Race to the Chase limps into Richmond

9/8/2010 - NASCAR

Anything is possible.

The ultimate optimist, the person who can see the silver lining in a hurricane cloud, the Mary Poppins in us all; that's the attitude you need Saturday night at Richmond (7:30 p.m. ET, ABC).

It takes a lot of faith to see a race to the Chase in this final event before the 10-race playoff begins.

If you believe in the likelihood of the improbable, the chances of a shocking upset or the hope of a come-from-behind moment of historic proportions, then this 400-lap show is for you.

Hey, it could happen, and monkeys might oh, never mind.

Unless something highly unusual happens at Richmond, the Chase field is set one week too soon. Ten of the 12 drivers have clinched their spot.

Greg Biffle, who is 11th in the Sprint Cup standings, also has clinched, unless a falling star hits the roof of the No. 16 Ford. Biffle needs to finish 42nd or better Saturday night to get in the playoff. There will be only 43 cars in the field.

"I think we're capable of that," Biffle deadpanned after the Atlanta race.

Unless he finishes last and Ryan Newman wins the race, Biffle is in the Chase.

That leaves one spot open, sort of. Clint Bowyer is 12th, 117 points ahead of Newman. Jamie McMurray (128 back) and Mark Martin (147 points outside of 12th) also still have a mathematical shot.

"We're not going down without a fight," Newman told reporters after his eighth-place finish at Atlanta on Sunday night. "Mathematically, we have a chance. And for an engineering guy [Newman has an engineering degree from Purdue], I guess that means something."

But this is math like what you'd find on a chalkboard in John Nash's differential geometry class -- complicated and convoluted solutions that give me a headache to explain.

Here's the bottom line: If Bowyer finishes 28th or better, he's in. The three guys behind him need to shoot for a victory and hope Bowyer wrecks or has a mechanical failure.

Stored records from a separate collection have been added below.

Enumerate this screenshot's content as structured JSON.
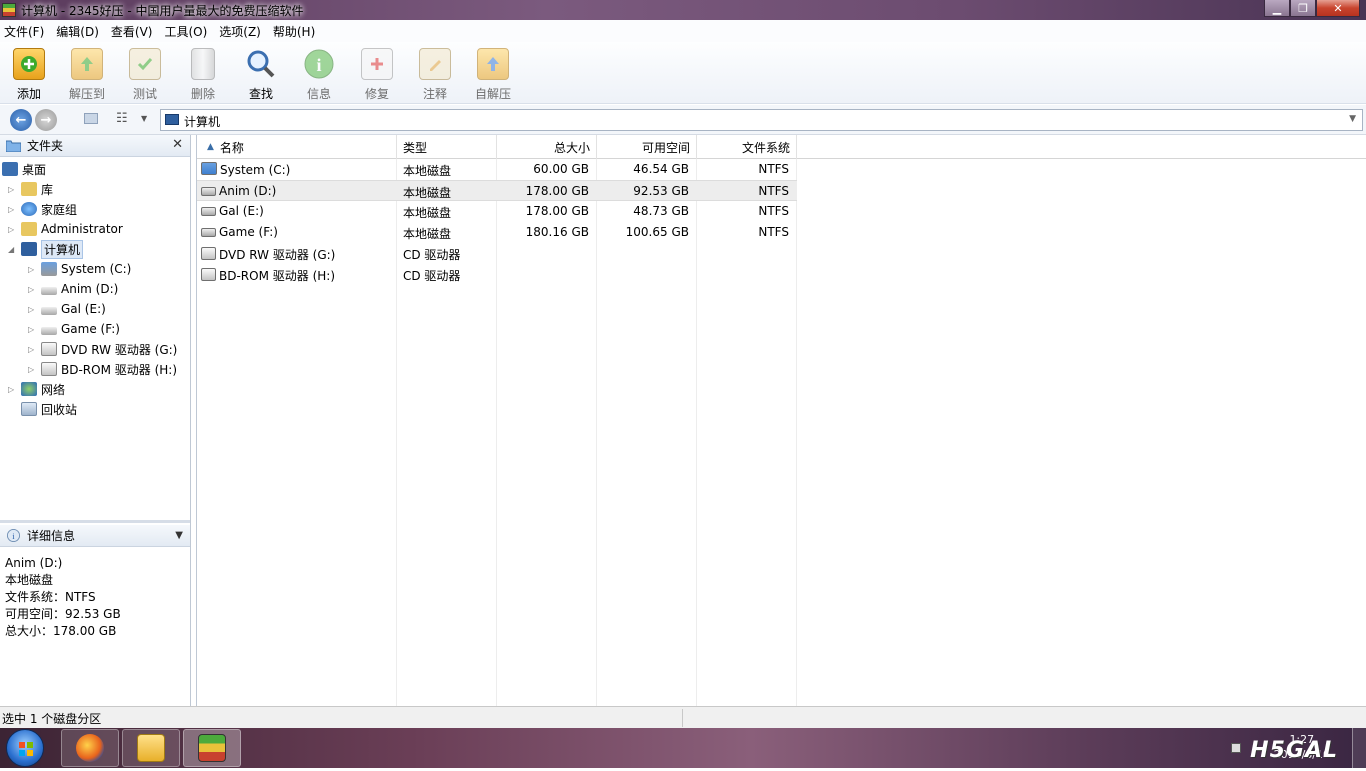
{
  "window": {
    "title": "计算机 - 2345好压 - 中国用户量最大的免费压缩软件"
  },
  "menu": [
    "文件(F)",
    "编辑(D)",
    "查看(V)",
    "工具(O)",
    "选项(Z)",
    "帮助(H)"
  ],
  "toolbar": {
    "buttons": [
      {
        "label": "添加",
        "icon": "add-archive-icon",
        "enabled": true
      },
      {
        "label": "解压到",
        "icon": "extract-to-icon",
        "enabled": false
      },
      {
        "label": "测试",
        "icon": "test-icon",
        "enabled": false
      },
      {
        "label": "删除",
        "icon": "delete-icon",
        "enabled": false
      },
      {
        "label": "查找",
        "icon": "find-icon",
        "enabled": true
      },
      {
        "label": "信息",
        "icon": "info-icon",
        "enabled": false
      },
      {
        "label": "修复",
        "icon": "repair-icon",
        "enabled": false
      },
      {
        "label": "注释",
        "icon": "comment-icon",
        "enabled": false
      },
      {
        "label": "自解压",
        "icon": "sfx-icon",
        "enabled": false
      }
    ]
  },
  "address": {
    "path": "计算机"
  },
  "folders_pane": {
    "title": "文件夹",
    "tree": [
      {
        "label": "桌面",
        "icon": "desktop-icon"
      },
      {
        "label": "库",
        "icon": "library-icon"
      },
      {
        "label": "家庭组",
        "icon": "homegroup-icon"
      },
      {
        "label": "Administrator",
        "icon": "user-folder-icon"
      },
      {
        "label": "计算机",
        "icon": "computer-icon",
        "selected": true
      },
      {
        "label": "System (C:)",
        "icon": "system-drive-icon"
      },
      {
        "label": "Anim (D:)",
        "icon": "hard-drive-icon"
      },
      {
        "label": "Gal (E:)",
        "icon": "hard-drive-icon"
      },
      {
        "label": "Game (F:)",
        "icon": "hard-drive-icon"
      },
      {
        "label": "DVD RW 驱动器 (G:)",
        "icon": "optical-drive-icon"
      },
      {
        "label": "BD-ROM 驱动器 (H:)",
        "icon": "optical-drive-icon"
      },
      {
        "label": "网络",
        "icon": "network-icon"
      },
      {
        "label": "回收站",
        "icon": "recycle-bin-icon"
      }
    ]
  },
  "details_pane": {
    "title": "详细信息",
    "lines": [
      "Anim (D:)",
      "本地磁盘",
      "文件系统：NTFS",
      "可用空间：92.53 GB",
      "总大小：178.00 GB"
    ]
  },
  "list": {
    "columns": [
      "名称",
      "类型",
      "总大小",
      "可用空间",
      "文件系统"
    ],
    "rows": [
      {
        "name": "System (C:)",
        "type": "本地磁盘",
        "total": "60.00 GB",
        "free": "46.54 GB",
        "fs": "NTFS",
        "icon": "system-drive-icon"
      },
      {
        "name": "Anim (D:)",
        "type": "本地磁盘",
        "total": "178.00 GB",
        "free": "92.53 GB",
        "fs": "NTFS",
        "icon": "hard-drive-icon",
        "selected": true
      },
      {
        "name": "Gal (E:)",
        "type": "本地磁盘",
        "total": "178.00 GB",
        "free": "48.73 GB",
        "fs": "NTFS",
        "icon": "hard-drive-icon"
      },
      {
        "name": "Game (F:)",
        "type": "本地磁盘",
        "total": "180.16 GB",
        "free": "100.65 GB",
        "fs": "NTFS",
        "icon": "hard-drive-icon"
      },
      {
        "name": "DVD RW 驱动器 (G:)",
        "type": "CD 驱动器",
        "total": "",
        "free": "",
        "fs": "",
        "icon": "optical-drive-icon"
      },
      {
        "name": "BD-ROM 驱动器 (H:)",
        "type": "CD 驱动器",
        "total": "",
        "free": "",
        "fs": "",
        "icon": "optical-drive-icon"
      }
    ]
  },
  "status": {
    "text": "选中 1 个磁盘分区"
  },
  "taskbar": {
    "apps": [
      {
        "name": "firefox-icon"
      },
      {
        "name": "explorer-icon"
      },
      {
        "name": "haozip-icon"
      }
    ],
    "clock_time": "1:27",
    "clock_date": "2013/6/10"
  },
  "watermark": "H5GAL"
}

Otherwise, they can chase some victories in the final 10 races and prepare for 2011.

"In one way, missing the Chase will allow us to go out there and take chances on different hardware and different setups," Martin said Tuesday on a conference call. "It's those kinds of things we wouldn't necessarily do if we were in the hunt for the championship."

If NASCAR still had a 10-man Chase, as it did the first three years of the playoff, things would be a little more interesting. Denny Hamlin is 10th, only 37 points ahead of Biffle.

And things could look much different next year if NASCAR follows through with a plan to make the Chase a 16-driver elimination process. If that formula were in place this year, Richmond would have some high drama for that 16th and final qualifying spot.

David Reutimann is 16th, only 14 points ahead of Juan Pablo Montoya, 24 ahead of Kasey Kahne and 33 ahead of Dale Earnhardt Jr.

But the battle this season is for 12th, and it isn't much of a fight.

Here's the good news: Other than Bowyer, no one is points racing at Richmond.

This race isn't about who can get in the Chase; it's about who can earn 10 more bonus points before the Chase starts -- the number of points given to the 12 Chase drivers as a bonus for each victory during the regular season.

In other words, it's about winning. What a novel concept. Since most of the Chase field is set, the Chasers can go all out to win and earn the 10 playoff points that go with it.

Either Hamlin or Jimmie Johnson can start the playoff alone at the top with a win Saturday night. Both men have five victories this season and will begin the Chase tied for the top spot unless one of them wins at Richmond.

Five Chase drivers are winless this season -- Carl Edwards, Jeff Burton, Matt Kenseth, Jeff Gordon and Bowyer. They will start the playoff at least 50 points behind unless they win Saturday.

Kevin Harvick, the season points leader, is tied with Kyle Busch at three victories each. A win by either driver would place him all alone in third, only 10 points behind Johnson and Hamlin.

And Tony Stewart would love to start the Chase on a two-race winning streak with a victory Saturday night, placing him only 30 points behind the leaders.

Harvick is the man who loses the most in the Chase format this year, going from a 219-point lead to at least a 10-point deficit to start the playoffs.

And Bowyer probably will be the man who gains the most, going from 519 points behind Harvick to a deficit of 40 to 60 points behind the Chase leader.

So Bowyer will be a happy man at the end of the race Saturday night, unless the improbable becomes a Mary Poppins moment for someone else.

Terry Blount is a senior writer for ESPN.com. His book, "The Blount Report: NASCAR's Most Overrated and Underrated Drivers, Cars, Teams, and Tracks," was published by Triumph Books and is available in bookstores. Click here to order a copy. Blount can be reached at terry@blountspeak.com.